▶ Task goal
Leave the pictures out. Return all other data exactly.

▶ Data entries
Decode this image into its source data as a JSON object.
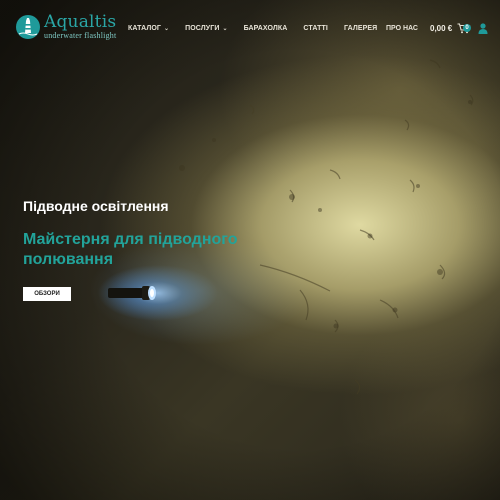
{
  "header": {
    "logo_name": "Aqualtis",
    "logo_tagline": "underwater flashlight",
    "nav": [
      {
        "label": "КАТАЛОГ",
        "has_dropdown": true
      },
      {
        "label": "ПОСЛУГИ",
        "has_dropdown": true
      },
      {
        "label": "БАРАХОЛКА",
        "has_dropdown": false
      },
      {
        "label": "СТАТТІ",
        "has_dropdown": false
      },
      {
        "label": "ГАЛЕРЕЯ",
        "has_dropdown": false
      }
    ],
    "about_label": "ПРО НАС",
    "cart_total": "0,00 €",
    "cart_count": "0",
    "icons": {
      "cart": "cart-icon",
      "user": "user-icon",
      "chevron": "chevron-down-icon",
      "logo": "lighthouse-logo-icon"
    }
  },
  "hero": {
    "title": "Підводне освітлення",
    "subtitle": "Майстерня для підводного полювання",
    "button_label": "ОБЗОРИ"
  },
  "colors": {
    "accent": "#1f9a9a",
    "subtitle": "#22a39a",
    "text_light": "#ffffff",
    "background": "#2a271c"
  }
}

▶ Result of this exercise
Decode this image into its source data as a JSON object.
{
  "header": {
    "logo_name": "Aqualtis",
    "logo_tagline": "underwater flashlight",
    "nav": [
      {
        "label": "КАТАЛОГ",
        "has_dropdown": true
      },
      {
        "label": "ПОСЛУГИ",
        "has_dropdown": true
      },
      {
        "label": "БАРАХОЛКА",
        "has_dropdown": false
      },
      {
        "label": "СТАТТІ",
        "has_dropdown": false
      },
      {
        "label": "ГАЛЕРЕЯ",
        "has_dropdown": false
      }
    ],
    "about_label": "ПРО НАС",
    "cart_total": "0,00 €",
    "cart_count": "0",
    "icons": {
      "cart": "cart-icon",
      "user": "user-icon",
      "chevron": "chevron-down-icon",
      "logo": "lighthouse-logo-icon"
    }
  },
  "hero": {
    "title": "Підводне освітлення",
    "subtitle": "Майстерня для підводного полювання",
    "button_label": "ОБЗОРИ"
  },
  "colors": {
    "accent": "#1f9a9a",
    "subtitle": "#22a39a",
    "text_light": "#ffffff",
    "background": "#2a271c"
  }
}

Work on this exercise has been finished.